Monday, March 12, 2012

Blessed Are Those Who Mourn

My peeps over there on G+ are having their study tonight. It's too late for me, so here's my brief commentary on the beatitude, "blessed are those who mourn."

This one seems like a no-brainer, because it's followed by "for they shall be comforted." But of course there is more to it, as there always is with Sacred Scripture.

One of the hardest things to do, for me, is to comfort people who are in mourning. I mean, it's easy enough to say, "my condolences" and "we're so sorry for your loss." I don't know, maybe that's enough sometimes, but it feels like it's not, and you always wish you could say or do more to comfort them.

There is a recurring reading from the Common of Martyrs in the Liturgy of the Hours. I think it's the best I can offer.
Blessed be the God and Father of our Lord Jesus Christ, the Father of compassion and God of all encouragement, who encourages us in our every affliction, so that we may be able to encourage those who are in any affliction with the encouragement with which we ourselves are encouraged by God. For as Christ’s sufferings overflow to us, so through Christ does our encouragement also overflow. (II Cor 1:3-5)
The mystery of mourning, and suffering, is a deep one before which we are humbled. The Psalms give us comfort in times of mourning. Simply praying and reading Scripture can make a big difference. Praying the Liturgy of the Hours daily can lay a great foundation to lean upon in such times, such as this from the Office for the Dead:
Behold, I tell you a mystery. We shall not all fall asleep, but we will all be changed, in an instant, in the blink of an eye, at the last trumpet. For the trumpet will sound, the dead will be raised incorruptible, and we shall be changed.
For that which is corruptible must clothe itself with incorruptibility, and that which is mortal must clothe itself with immortality. And when this which is corruptible clothes itself with incorruptibility and this which is mortal clothes itself with immortality, then the word that is written shall come about:c
“Death is swallowed up in victory.
Where, O death, is your victory? 
Where, O death, is your sting?”  (I Cor 15:51ff) 
When we are mourning, we can lean on our hope, this sure hope we have through faith, and in that, we see a mystery that in human wisdom is foolishness--that our mourning is an occasion for our faith, hope, and ultimately joy.
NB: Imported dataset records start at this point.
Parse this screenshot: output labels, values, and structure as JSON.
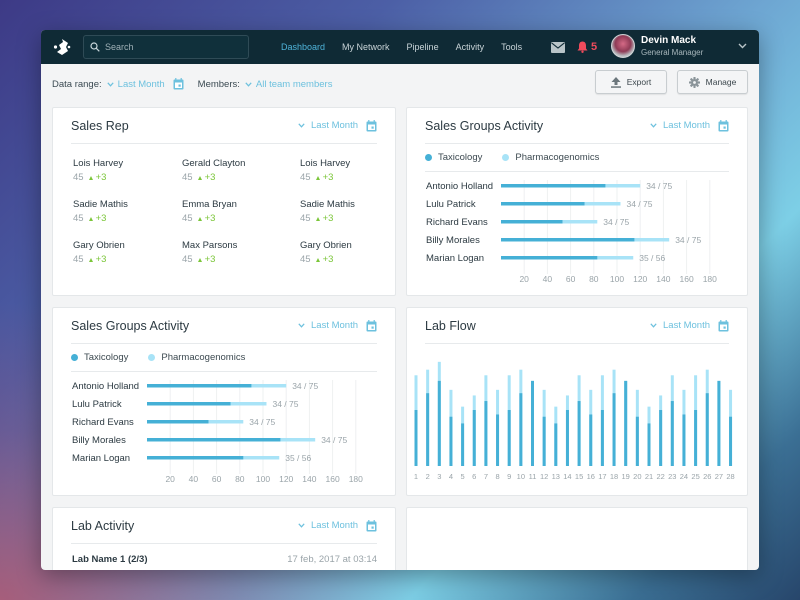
{
  "topbar": {
    "search_placeholder": "Search",
    "nav": [
      {
        "label": "Dashboard",
        "active": true
      },
      {
        "label": "My Network",
        "active": false
      },
      {
        "label": "Pipeline",
        "active": false
      },
      {
        "label": "Activity",
        "active": false
      },
      {
        "label": "Tools",
        "active": false
      }
    ],
    "notifications_count": "5",
    "user": {
      "name": "Devin Mack",
      "role": "General Manager"
    }
  },
  "filters": {
    "data_range_label": "Data range:",
    "data_range_value": "Last Month",
    "members_label": "Members:",
    "members_value": "All team members",
    "export_label": "Export",
    "manage_label": "Manage"
  },
  "colors": {
    "accent": "#4fb3d9",
    "taxicology": "#45b0d6",
    "pharmacogenomics": "#a8e3f7",
    "delta_positive": "#7cc63a",
    "alert": "#ef4b5c",
    "topbar": "#0f2a35"
  },
  "sales_rep": {
    "title": "Sales Rep",
    "range": "Last Month",
    "reps": [
      {
        "name": "Lois Harvey",
        "value": "45",
        "delta": "+3"
      },
      {
        "name": "Gerald Clayton",
        "value": "45",
        "delta": "+3"
      },
      {
        "name": "Lois Harvey",
        "value": "45",
        "delta": "+3"
      },
      {
        "name": "Sadie Mathis",
        "value": "45",
        "delta": "+3"
      },
      {
        "name": "Emma Bryan",
        "value": "45",
        "delta": "+3"
      },
      {
        "name": "Sadie Mathis",
        "value": "45",
        "delta": "+3"
      },
      {
        "name": "Gary Obrien",
        "value": "45",
        "delta": "+3"
      },
      {
        "name": "Max Parsons",
        "value": "45",
        "delta": "+3"
      },
      {
        "name": "Gary Obrien",
        "value": "45",
        "delta": "+3"
      }
    ]
  },
  "sales_groups_1": {
    "title": "Sales Groups Activity",
    "range": "Last Month",
    "legend": [
      "Taxicology",
      "Pharmacogenomics"
    ]
  },
  "sales_groups_2": {
    "title": "Sales Groups Activity",
    "range": "Last Month",
    "legend": [
      "Taxicology",
      "Pharmacogenomics"
    ]
  },
  "lab_flow": {
    "title": "Lab Flow",
    "range": "Last Month"
  },
  "lab_activity": {
    "title": "Lab Activity",
    "range": "Last Month",
    "rows": [
      {
        "name": "Lab Name 1 (2/3)",
        "time": "17 feb, 2017 at 03:14"
      }
    ]
  },
  "chart_data": [
    {
      "type": "bar",
      "orientation": "horizontal",
      "title": "Sales Groups Activity",
      "categories": [
        "Antonio Holland",
        "Lulu Patrick",
        "Richard Evans",
        "Billy Morales",
        "Marian Logan"
      ],
      "series": [
        {
          "name": "Taxicology",
          "values": [
            90,
            72,
            53,
            115,
            83
          ]
        },
        {
          "name": "Pharmacogenomics",
          "values": [
            120,
            103,
            83,
            145,
            114
          ]
        }
      ],
      "data_labels": [
        "34 / 75",
        "34 / 75",
        "34 / 75",
        "34 / 75",
        "35 / 56"
      ],
      "xticks": [
        20,
        40,
        60,
        80,
        100,
        120,
        140,
        160,
        180
      ],
      "xlim": [
        0,
        180
      ],
      "grid": true,
      "legend": "top-left"
    },
    {
      "type": "bar",
      "orientation": "horizontal",
      "title": "Sales Groups Activity",
      "categories": [
        "Antonio Holland",
        "Lulu Patrick",
        "Richard Evans",
        "Billy Morales",
        "Marian Logan"
      ],
      "series": [
        {
          "name": "Taxicology",
          "values": [
            90,
            72,
            53,
            115,
            83
          ]
        },
        {
          "name": "Pharmacogenomics",
          "values": [
            120,
            103,
            83,
            145,
            114
          ]
        }
      ],
      "data_labels": [
        "34 / 75",
        "34 / 75",
        "34 / 75",
        "34 / 75",
        "35 / 56"
      ],
      "xticks": [
        20,
        40,
        60,
        80,
        100,
        120,
        140,
        160,
        180
      ],
      "xlim": [
        0,
        180
      ],
      "grid": true,
      "legend": "top-left"
    },
    {
      "type": "bar",
      "orientation": "vertical",
      "stacked": true,
      "title": "Lab Flow",
      "categories": [
        "1",
        "2",
        "3",
        "4",
        "5",
        "6",
        "7",
        "8",
        "9",
        "10",
        "11",
        "12",
        "13",
        "14",
        "15",
        "16",
        "17",
        "18",
        "19",
        "20",
        "21",
        "22",
        "23",
        "24",
        "25",
        "26",
        "27",
        "28"
      ],
      "series": [
        {
          "name": "Taxicology",
          "values": [
            50,
            65,
            76,
            44,
            38,
            50,
            58,
            46,
            50,
            65,
            76,
            44,
            38,
            50,
            58,
            46,
            50,
            65,
            76,
            44,
            38,
            50,
            58,
            46,
            50,
            65,
            76,
            44
          ]
        },
        {
          "name": "Pharmacogenomics",
          "values": [
            81,
            86,
            93,
            68,
            53,
            63,
            81,
            68,
            81,
            86,
            76,
            68,
            53,
            63,
            81,
            68,
            81,
            86,
            76,
            68,
            53,
            63,
            81,
            68,
            81,
            86,
            76,
            68
          ]
        }
      ],
      "ylim": [
        0,
        100
      ],
      "grid": false,
      "legend": "none"
    }
  ]
}
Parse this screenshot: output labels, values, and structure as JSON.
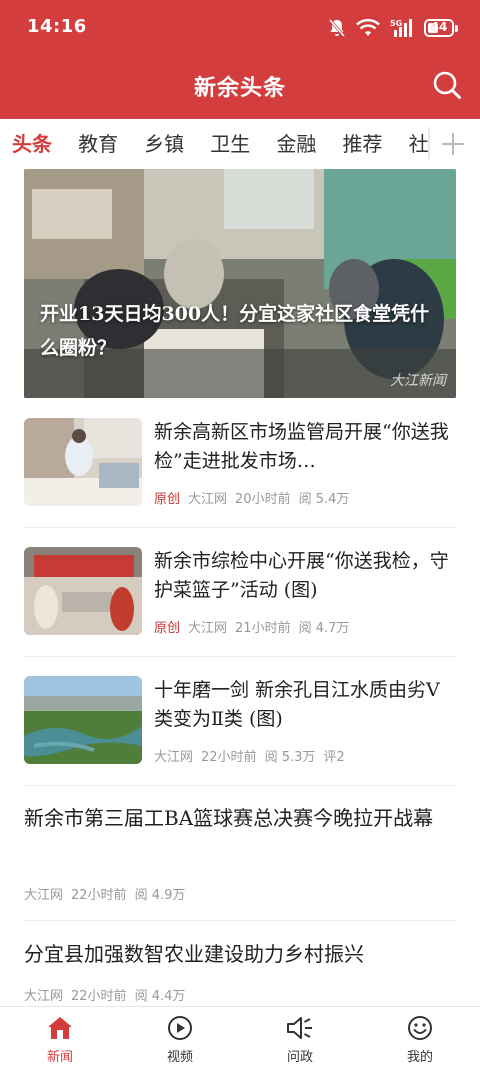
{
  "status_bar": {
    "time": "14:16",
    "battery": "44",
    "icons": [
      "bell-muted-icon",
      "wifi-icon",
      "signal-5g-icon",
      "battery-icon"
    ]
  },
  "header": {
    "title": "新余头条",
    "search_icon": "search-icon"
  },
  "tabs": [
    {
      "label": "头条",
      "active": true
    },
    {
      "label": "教育",
      "active": false
    },
    {
      "label": "乡镇",
      "active": false
    },
    {
      "label": "卫生",
      "active": false
    },
    {
      "label": "金融",
      "active": false
    },
    {
      "label": "推荐",
      "active": false
    },
    {
      "label": "社",
      "active": false
    }
  ],
  "tab_add_icon": "plus-icon",
  "hero": {
    "title": "开业13天日均300人！分宜这家社区食堂凭什么圈粉？",
    "watermark": "大江新闻"
  },
  "news": [
    {
      "title": "新余高新区市场监管局开展“你送我检”走进批发市场…",
      "tag": "原创",
      "source": "大江网",
      "time": "20小时前",
      "views": "阅 5.4万",
      "comments": ""
    },
    {
      "title": "新余市综检中心开展“你送我检，守护菜篮子”活动 (图)",
      "tag": "原创",
      "source": "大江网",
      "time": "21小时前",
      "views": "阅 4.7万",
      "comments": ""
    },
    {
      "title": "十年磨一剑  新余孔目江水质由劣V类变为Ⅱ类 (图)",
      "tag": "",
      "source": "大江网",
      "time": "22小时前",
      "views": "阅 5.3万",
      "comments": "评2"
    }
  ],
  "wide_news": [
    {
      "title": "新余市第三届工BA篮球赛总决赛今晚拉开战幕",
      "source": "大江网",
      "time": "22小时前",
      "views": "阅 4.9万"
    },
    {
      "title": "分宜县加强数智农业建设助力乡村振兴",
      "source": "大江网",
      "time": "22小时前",
      "views": "阅 4.4万"
    }
  ],
  "bottom_nav": [
    {
      "label": "新闻",
      "icon": "home-icon",
      "active": true
    },
    {
      "label": "视频",
      "icon": "play-icon",
      "active": false
    },
    {
      "label": "问政",
      "icon": "speaker-icon",
      "active": false
    },
    {
      "label": "我的",
      "icon": "smile-icon",
      "active": false
    }
  ],
  "colors": {
    "brand_red": "#d43d3d",
    "tag_red": "#c33333",
    "meta_gray": "#999999"
  }
}
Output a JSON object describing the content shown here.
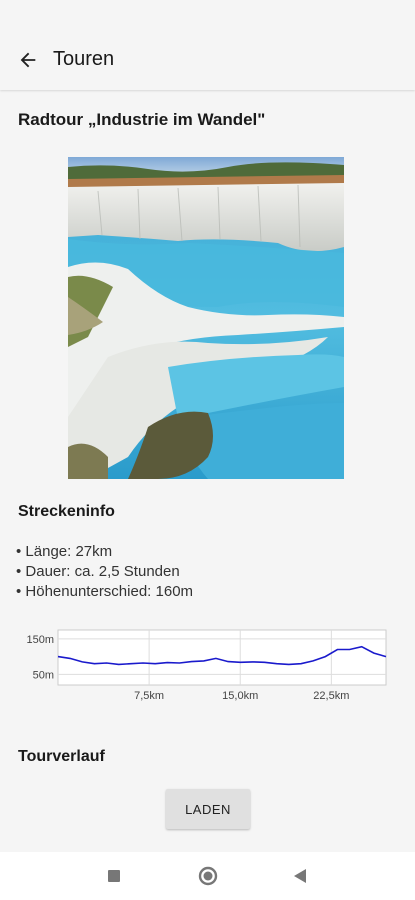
{
  "appbar": {
    "title": "Touren",
    "back_icon": "arrow-left-icon"
  },
  "tour": {
    "title": "Radtour „Industrie im Wandel\"",
    "image_alt": "quarry-lake-photo"
  },
  "route_info": {
    "heading": "Streckeninfo",
    "items": [
      "• Länge: 27km",
      "• Dauer: ca. 2,5 Stunden",
      "• Höhenunterschied: 160m"
    ]
  },
  "elevation": {
    "y_ticks": [
      "150m",
      "50m"
    ],
    "x_ticks": [
      "7,5km",
      "15,0km",
      "22,5km"
    ],
    "line_color": "#1a1acc",
    "grid_color": "#dddddd"
  },
  "chart_data": {
    "type": "line",
    "title": "",
    "xlabel": "",
    "ylabel": "",
    "x": [
      0,
      1,
      2,
      3,
      4,
      5,
      6,
      7,
      8,
      9,
      10,
      11,
      12,
      13,
      14,
      15,
      16,
      17,
      18,
      19,
      20,
      21,
      22,
      23,
      24,
      25,
      26,
      27
    ],
    "y": [
      100,
      95,
      85,
      80,
      82,
      78,
      80,
      82,
      80,
      83,
      82,
      86,
      88,
      95,
      86,
      84,
      85,
      84,
      80,
      78,
      80,
      88,
      100,
      120,
      120,
      128,
      110,
      100
    ],
    "xlim": [
      0,
      27
    ],
    "ylim": [
      20,
      175
    ],
    "x_tick_values": [
      7.5,
      15.0,
      22.5
    ],
    "y_tick_values": [
      150,
      50
    ],
    "grid": true
  },
  "tour_route": {
    "heading": "Tourverlauf",
    "load_label": "LADEN"
  },
  "navbar": {
    "recent_icon": "square-icon",
    "home_icon": "circle-icon",
    "back_icon": "triangle-back-icon"
  }
}
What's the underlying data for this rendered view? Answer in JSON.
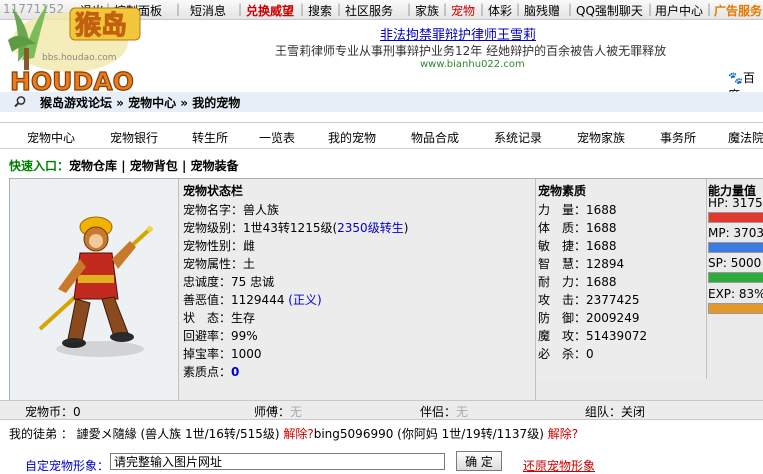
{
  "topbar": {
    "user_id": "11771152",
    "items": [
      "退出",
      "控制面板",
      "短消息",
      "兑换威望",
      "搜索",
      "社区服务",
      "家族",
      "宠物",
      "体彩",
      "脑残赠",
      "QQ强制聊天",
      "用户中心",
      "广告服务"
    ]
  },
  "logo": {
    "text": "HOUDAO",
    "cn": "猴岛",
    "url": "bbs.houdao.com"
  },
  "banner": {
    "title": "非法拘禁罪辩护律师王雪莉",
    "subtitle": "王雪莉律师专业从事刑事辩护业务12年  经她辩护的百余被告人被无罪释放",
    "url": "www.bianhu022.com",
    "baidu": "百度"
  },
  "breadcrumb": {
    "text": "猴岛游戏论坛 » 宠物中心 » 我的宠物"
  },
  "menu": [
    "宠物中心",
    "宠物银行",
    "转生所",
    "一览表",
    "我的宠物",
    "物品合成",
    "系统记录",
    "宠物家族",
    "事务所",
    "魔法院"
  ],
  "quick": {
    "label": "快速入口：",
    "links": [
      "宠物仓库",
      "宠物背包",
      "宠物装备"
    ]
  },
  "status": {
    "header": "宠物状态栏",
    "name_label": "宠物名字：",
    "name": "兽人族",
    "level_label": "宠物级别：",
    "level": "1世43转1215级(",
    "level_link": "2350级转生",
    "level_close": ")",
    "gender_label": "宠物性别：",
    "gender": "雌",
    "element_label": "宠物属性：",
    "element": "土",
    "loyalty_label": "忠诚度：",
    "loyalty": "75 忠诚",
    "karma_label": "善恶值：",
    "karma": "1129444 ",
    "karma_link": "(正义)",
    "state_label": "状　态：",
    "state": "生存",
    "dodge_label": "回避率：",
    "dodge": "99%",
    "drop_label": "掉宝率：",
    "drop": "1000",
    "points_label": "素质点：",
    "points": "0"
  },
  "attributes": {
    "header": "宠物素质",
    "rows": [
      {
        "label": "力　量：",
        "value": "1688"
      },
      {
        "label": "体　质：",
        "value": "1688"
      },
      {
        "label": "敏　捷：",
        "value": "1688"
      },
      {
        "label": "智　慧：",
        "value": "12894"
      },
      {
        "label": "耐　力：",
        "value": "1688"
      },
      {
        "label": "攻　击：",
        "value": "2377425"
      },
      {
        "label": "防　御：",
        "value": "2009249"
      },
      {
        "label": "魔　攻：",
        "value": "51439072"
      },
      {
        "label": "必　杀：",
        "value": "0"
      }
    ]
  },
  "energy": {
    "header": "能力量值",
    "hp": "HP: 3175",
    "mp": "MP: 3703",
    "sp": "SP: 5000",
    "exp": "EXP: 83%",
    "hp_fraction": 1.0,
    "mp_fraction": 1.0,
    "sp_fraction": 1.0,
    "exp_fraction": 0.83,
    "hp_color": "#e23b2e",
    "mp_color": "#3b7be2",
    "sp_color": "#2faa3c",
    "exp_color": "#e29a2e"
  },
  "bottom": {
    "coin_label": "宠物币：",
    "coin": "0",
    "master_label": "师傅：",
    "master": "无",
    "partner_label": "伴侣：",
    "partner": "无",
    "group_label": "组队：",
    "group": "关闭"
  },
  "apprentice": {
    "label": "我的徒弟 ：",
    "first": "謰愛メ隨緣 (兽人族 1世/16转/515级) ",
    "first_action": "解除?",
    "second": "bing5096990 (你阿妈 1世/19转/1137级) ",
    "second_action": "解除?"
  },
  "custom": {
    "label": "自定宠物形象：",
    "input_value": "请完整输入图片网址",
    "confirm": "确 定",
    "restore": "还原宠物形象"
  }
}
It doesn't mean that we do not truly mourn but that our mourning is not the final word.